Provided entries
:::

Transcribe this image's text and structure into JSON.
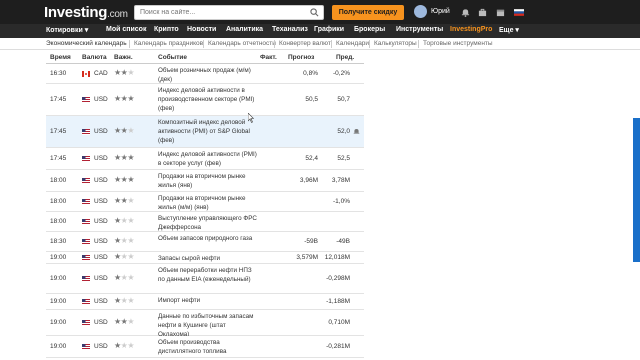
{
  "header": {
    "logo": "Investing",
    "logo_domain": ".com",
    "search_placeholder": "Поиск на сайте...",
    "promo_label": "Получите скидку 40%",
    "user_name": "Юрий"
  },
  "nav": [
    {
      "label": "Котировки ▾"
    },
    {
      "label": "Мой список"
    },
    {
      "label": "Крипто"
    },
    {
      "label": "Новости"
    },
    {
      "label": "Аналитика"
    },
    {
      "label": "Теханализ"
    },
    {
      "label": "Графики"
    },
    {
      "label": "Брокеры"
    },
    {
      "label": "Инструменты"
    },
    {
      "label": "InvestingPro"
    },
    {
      "label": "Еще ▾"
    }
  ],
  "subnav": [
    {
      "label": "Экономический календарь"
    },
    {
      "label": "Календарь праздников"
    },
    {
      "label": "Календарь отчетности"
    },
    {
      "label": "Конвертер валют"
    },
    {
      "label": "Календари"
    },
    {
      "label": "Калькуляторы"
    },
    {
      "label": "Торговые инструменты"
    }
  ],
  "table": {
    "headers": {
      "time": "Время",
      "currency": "Валюта",
      "importance": "Важн.",
      "event": "Событие",
      "actual": "Факт.",
      "forecast": "Прогноз",
      "previous": "Пред."
    },
    "rows": [
      {
        "time": "16:30",
        "flag": "CA",
        "currency": "CAD",
        "stars": 2,
        "event": "Объем розничных продаж (м/м) (дек)",
        "actual": "",
        "forecast": "0,8%",
        "previous": "-0,2%"
      },
      {
        "time": "17:45",
        "flag": "US",
        "currency": "USD",
        "stars": 3,
        "event": "Индекс деловой активности в производственном секторе (PMI) (фев)",
        "actual": "",
        "forecast": "50,5",
        "previous": "50,7"
      },
      {
        "time": "17:45",
        "flag": "US",
        "currency": "USD",
        "stars": 2,
        "event": "Композитный индекс деловой активности (PMI) от S&P Global (фев)",
        "actual": "",
        "forecast": "",
        "previous": "52,0"
      },
      {
        "time": "17:45",
        "flag": "US",
        "currency": "USD",
        "stars": 3,
        "event": "Индекс деловой активности (PMI) в секторе услуг (фев)",
        "actual": "",
        "forecast": "52,4",
        "previous": "52,5"
      },
      {
        "time": "18:00",
        "flag": "US",
        "currency": "USD",
        "stars": 3,
        "event": "Продажи на вторичном рынке жилья (янв)",
        "actual": "",
        "forecast": "3,96M",
        "previous": "3,78M"
      },
      {
        "time": "18:00",
        "flag": "US",
        "currency": "USD",
        "stars": 2,
        "event": "Продажи на вторичном рынке жилья (м/м) (янв)",
        "actual": "",
        "forecast": "",
        "previous": "-1,0%"
      },
      {
        "time": "18:00",
        "flag": "US",
        "currency": "USD",
        "stars": 1,
        "event": "Выступление управляющего ФРС Джефферсона",
        "actual": "",
        "forecast": "",
        "previous": ""
      },
      {
        "time": "18:30",
        "flag": "US",
        "currency": "USD",
        "stars": 1,
        "event": "Объем запасов природного газа",
        "actual": "",
        "forecast": "-59B",
        "previous": "-49B"
      },
      {
        "time": "19:00",
        "flag": "US",
        "currency": "USD",
        "stars": 1,
        "event": "Запасы сырой нефти",
        "actual": "",
        "forecast": "3,579M",
        "previous": "12,018M"
      },
      {
        "time": "19:00",
        "flag": "US",
        "currency": "USD",
        "stars": 1,
        "event": "Объем переработки нефти НПЗ по данным EIA (еженедельный)",
        "actual": "",
        "forecast": "",
        "previous": "-0,298M"
      },
      {
        "time": "19:00",
        "flag": "US",
        "currency": "USD",
        "stars": 1,
        "event": "Импорт нефти",
        "actual": "",
        "forecast": "",
        "previous": "-1,188M"
      },
      {
        "time": "19:00",
        "flag": "US",
        "currency": "USD",
        "stars": 2,
        "event": "Данные по избыточным запасам нефти в Кушинге (штат Оклахома)",
        "actual": "",
        "forecast": "",
        "previous": "0,710M"
      },
      {
        "time": "19:00",
        "flag": "US",
        "currency": "USD",
        "stars": 1,
        "event": "Объем производства дистиллятного топлива",
        "actual": "",
        "forecast": "",
        "previous": "-0,281M"
      }
    ]
  }
}
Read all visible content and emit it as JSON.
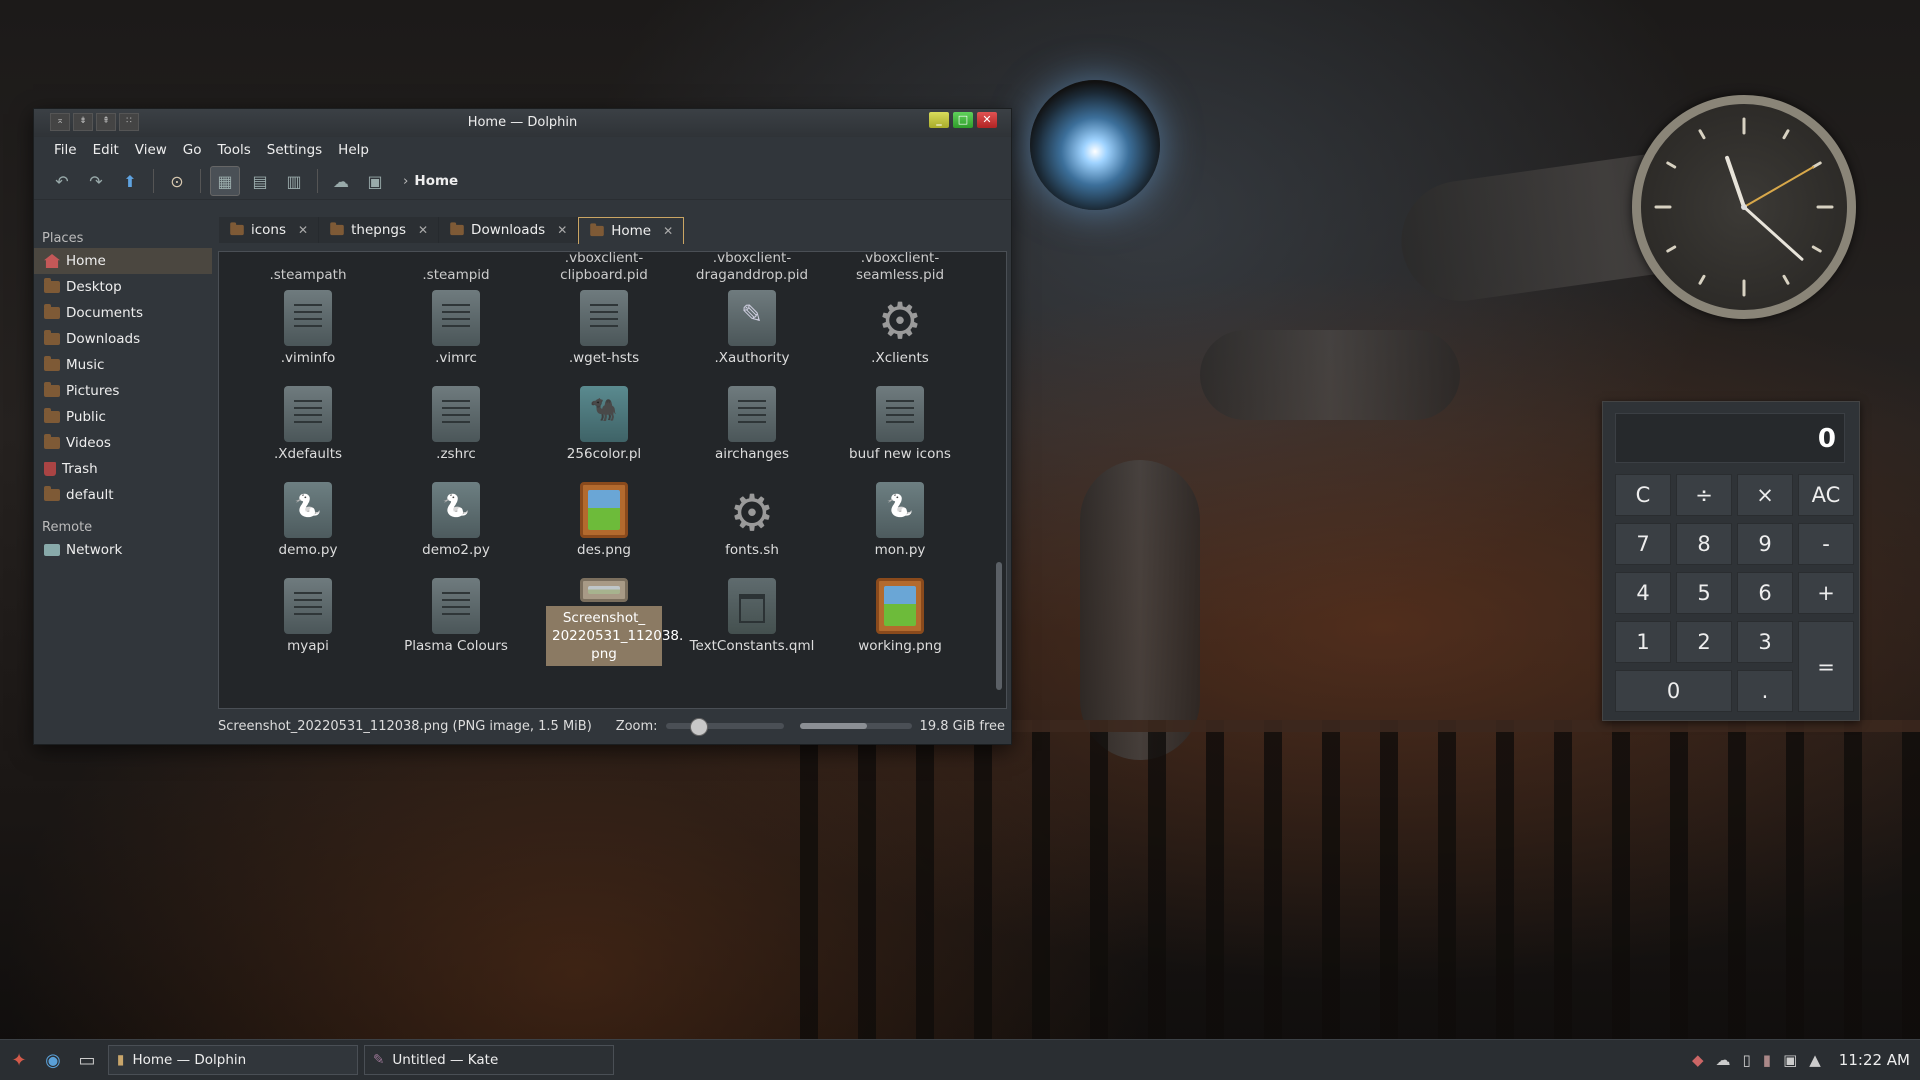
{
  "window": {
    "title": "Home — Dolphin",
    "menu": [
      "File",
      "Edit",
      "View",
      "Go",
      "Tools",
      "Settings",
      "Help"
    ],
    "breadcrumb": "Home"
  },
  "sidebar": {
    "places_label": "Places",
    "places": [
      "Home",
      "Desktop",
      "Documents",
      "Downloads",
      "Music",
      "Pictures",
      "Public",
      "Videos",
      "Trash",
      "default"
    ],
    "remote_label": "Remote",
    "remote": [
      "Network"
    ]
  },
  "tabs": [
    "icons",
    "thepngs",
    "Downloads",
    "Home"
  ],
  "partial_row": [
    ".steampath",
    ".steampid",
    ".vboxclient-\nclipboard.pid",
    ".vboxclient-\ndraganddrop.pid",
    ".vboxclient-\nseamless.pid"
  ],
  "files": [
    {
      "name": ".viminfo",
      "icon": "document-icon"
    },
    {
      "name": ".vimrc",
      "icon": "document-icon"
    },
    {
      "name": ".wget-hsts",
      "icon": "document-icon"
    },
    {
      "name": ".Xauthority",
      "icon": "auth-file-icon"
    },
    {
      "name": ".Xclients",
      "icon": "gear-icon"
    },
    {
      "name": ".Xdefaults",
      "icon": "document-icon"
    },
    {
      "name": ".zshrc",
      "icon": "document-icon"
    },
    {
      "name": "256color.pl",
      "icon": "perl-icon"
    },
    {
      "name": "airchanges",
      "icon": "document-icon"
    },
    {
      "name": "buuf new icons",
      "icon": "document-icon"
    },
    {
      "name": "demo.py",
      "icon": "python-icon"
    },
    {
      "name": "demo2.py",
      "icon": "python-icon"
    },
    {
      "name": "des.png",
      "icon": "image-icon"
    },
    {
      "name": "fonts.sh",
      "icon": "gear-icon"
    },
    {
      "name": "mon.py",
      "icon": "python-icon"
    },
    {
      "name": "myapi",
      "icon": "document-icon"
    },
    {
      "name": "Plasma Colours",
      "icon": "document-icon"
    },
    {
      "name": "Screenshot_\n20220531_112038.\npng",
      "icon": "image-icon"
    },
    {
      "name": "TextConstants.qml",
      "icon": "qml-icon"
    },
    {
      "name": "working.png",
      "icon": "image-icon"
    }
  ],
  "status": {
    "text": "Screenshot_20220531_112038.png (PNG image, 1.5 MiB)",
    "zoom_label": "Zoom:",
    "free_space": "19.8 GiB free",
    "used_fraction": 0.6
  },
  "calculator": {
    "display": "0",
    "keys": [
      "C",
      "÷",
      "×",
      "AC",
      "7",
      "8",
      "9",
      "-",
      "4",
      "5",
      "6",
      "+",
      "1",
      "2",
      "3",
      "=",
      "0",
      "."
    ]
  },
  "clock": {
    "time": "11:22 AM"
  },
  "taskbar": {
    "tasks": [
      "Home — Dolphin",
      "Untitled  — Kate"
    ],
    "time": "11:22 AM"
  }
}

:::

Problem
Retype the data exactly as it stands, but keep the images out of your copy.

Response to the exercise
Transcribe this image's text and structure into JSON.
{
  "header": {
    "logo": "Investing",
    "logo_domain": ".com",
    "search_placeholder": "Поиск на сайте...",
    "promo_label": "Получите скидку 40%",
    "user_name": "Юрий"
  },
  "nav": [
    {
      "label": "Котировки ▾"
    },
    {
      "label": "Мой список"
    },
    {
      "label": "Крипто"
    },
    {
      "label": "Новости"
    },
    {
      "label": "Аналитика"
    },
    {
      "label": "Теханализ"
    },
    {
      "label": "Графики"
    },
    {
      "label": "Брокеры"
    },
    {
      "label": "Инструменты"
    },
    {
      "label": "InvestingPro"
    },
    {
      "label": "Еще ▾"
    }
  ],
  "subnav": [
    {
      "label": "Экономический календарь"
    },
    {
      "label": "Календарь праздников"
    },
    {
      "label": "Календарь отчетности"
    },
    {
      "label": "Конвертер валют"
    },
    {
      "label": "Календари"
    },
    {
      "label": "Калькуляторы"
    },
    {
      "label": "Торговые инструменты"
    }
  ],
  "table": {
    "headers": {
      "time": "Время",
      "currency": "Валюта",
      "importance": "Важн.",
      "event": "Событие",
      "actual": "Факт.",
      "forecast": "Прогноз",
      "previous": "Пред."
    },
    "rows": [
      {
        "time": "16:30",
        "flag": "CA",
        "currency": "CAD",
        "stars": 2,
        "event": "Объем розничных продаж (м/м) (дек)",
        "actual": "",
        "forecast": "0,8%",
        "previous": "-0,2%"
      },
      {
        "time": "17:45",
        "flag": "US",
        "currency": "USD",
        "stars": 3,
        "event": "Индекс деловой активности в производственном секторе (PMI) (фев)",
        "actual": "",
        "forecast": "50,5",
        "previous": "50,7"
      },
      {
        "time": "17:45",
        "flag": "US",
        "currency": "USD",
        "stars": 2,
        "event": "Композитный индекс деловой активности (PMI) от S&P Global (фев)",
        "actual": "",
        "forecast": "",
        "previous": "52,0"
      },
      {
        "time": "17:45",
        "flag": "US",
        "currency": "USD",
        "stars": 3,
        "event": "Индекс деловой активности (PMI) в секторе услуг (фев)",
        "actual": "",
        "forecast": "52,4",
        "previous": "52,5"
      },
      {
        "time": "18:00",
        "flag": "US",
        "currency": "USD",
        "stars": 3,
        "event": "Продажи на вторичном рынке жилья (янв)",
        "actual": "",
        "forecast": "3,96M",
        "previous": "3,78M"
      },
      {
        "time": "18:00",
        "flag": "US",
        "currency": "USD",
        "stars": 2,
        "event": "Продажи на вторичном рынке жилья (м/м) (янв)",
        "actual": "",
        "forecast": "",
        "previous": "-1,0%"
      },
      {
        "time": "18:00",
        "flag": "US",
        "currency": "USD",
        "stars": 1,
        "event": "Выступление управляющего ФРС Джефферсона",
        "actual": "",
        "forecast": "",
        "previous": ""
      },
      {
        "time": "18:30",
        "flag": "US",
        "currency": "USD",
        "stars": 1,
        "event": "Объем запасов природного газа",
        "actual": "",
        "forecast": "-59B",
        "previous": "-49B"
      },
      {
        "time": "19:00",
        "flag": "US",
        "currency": "USD",
        "stars": 1,
        "event": "Запасы сырой нефти",
        "actual": "",
        "forecast": "3,579M",
        "previous": "12,018M"
      },
      {
        "time": "19:00",
        "flag": "US",
        "currency": "USD",
        "stars": 1,
        "event": "Объем переработки нефти НПЗ по данным EIA (еженедельный)",
        "actual": "",
        "forecast": "",
        "previous": "-0,298M"
      },
      {
        "time": "19:00",
        "flag": "US",
        "currency": "USD",
        "stars": 1,
        "event": "Импорт нефти",
        "actual": "",
        "forecast": "",
        "previous": "-1,188M"
      },
      {
        "time": "19:00",
        "flag": "US",
        "currency": "USD",
        "stars": 2,
        "event": "Данные по избыточным запасам нефти в Кушинге (штат Оклахома)",
        "actual": "",
        "forecast": "",
        "previous": "0,710M"
      },
      {
        "time": "19:00",
        "flag": "US",
        "currency": "USD",
        "stars": 1,
        "event": "Объем производства дистиллятного топлива",
        "actual": "",
        "forecast": "",
        "previous": "-0,281M"
      }
    ]
  }
}
Read all visible content and emit it as JSON.
{
  "window": {
    "title": "Home — Dolphin",
    "menu": [
      "File",
      "Edit",
      "View",
      "Go",
      "Tools",
      "Settings",
      "Help"
    ],
    "breadcrumb": "Home"
  },
  "sidebar": {
    "places_label": "Places",
    "places": [
      "Home",
      "Desktop",
      "Documents",
      "Downloads",
      "Music",
      "Pictures",
      "Public",
      "Videos",
      "Trash",
      "default"
    ],
    "remote_label": "Remote",
    "remote": [
      "Network"
    ]
  },
  "tabs": [
    "icons",
    "thepngs",
    "Downloads",
    "Home"
  ],
  "partial_row": [
    ".steampath",
    ".steampid",
    ".vboxclient-\nclipboard.pid",
    ".vboxclient-\ndraganddrop.pid",
    ".vboxclient-\nseamless.pid"
  ],
  "files": [
    {
      "name": ".viminfo",
      "icon": "document-icon"
    },
    {
      "name": ".vimrc",
      "icon": "document-icon"
    },
    {
      "name": ".wget-hsts",
      "icon": "document-icon"
    },
    {
      "name": ".Xauthority",
      "icon": "auth-file-icon"
    },
    {
      "name": ".Xclients",
      "icon": "gear-icon"
    },
    {
      "name": ".Xdefaults",
      "icon": "document-icon"
    },
    {
      "name": ".zshrc",
      "icon": "document-icon"
    },
    {
      "name": "256color.pl",
      "icon": "perl-icon"
    },
    {
      "name": "airchanges",
      "icon": "document-icon"
    },
    {
      "name": "buuf new icons",
      "icon": "document-icon"
    },
    {
      "name": "demo.py",
      "icon": "python-icon"
    },
    {
      "name": "demo2.py",
      "icon": "python-icon"
    },
    {
      "name": "des.png",
      "icon": "image-icon"
    },
    {
      "name": "fonts.sh",
      "icon": "gear-icon"
    },
    {
      "name": "mon.py",
      "icon": "python-icon"
    },
    {
      "name": "myapi",
      "icon": "document-icon"
    },
    {
      "name": "Plasma Colours",
      "icon": "document-icon"
    },
    {
      "name": "Screenshot_\n20220531_112038.\npng",
      "icon": "image-icon"
    },
    {
      "name": "TextConstants.qml",
      "icon": "qml-icon"
    },
    {
      "name": "working.png",
      "icon": "image-icon"
    }
  ],
  "status": {
    "text": "Screenshot_20220531_112038.png (PNG image, 1.5 MiB)",
    "zoom_label": "Zoom:",
    "free_space": "19.8 GiB free",
    "used_fraction": 0.6
  },
  "calculator": {
    "display": "0",
    "keys": [
      "C",
      "÷",
      "×",
      "AC",
      "7",
      "8",
      "9",
      "-",
      "4",
      "5",
      "6",
      "+",
      "1",
      "2",
      "3",
      "=",
      "0",
      "."
    ]
  },
  "clock": {
    "time": "11:22 AM"
  },
  "taskbar": {
    "tasks": [
      "Home — Dolphin",
      "Untitled  — Kate"
    ],
    "time": "11:22 AM"
  }
}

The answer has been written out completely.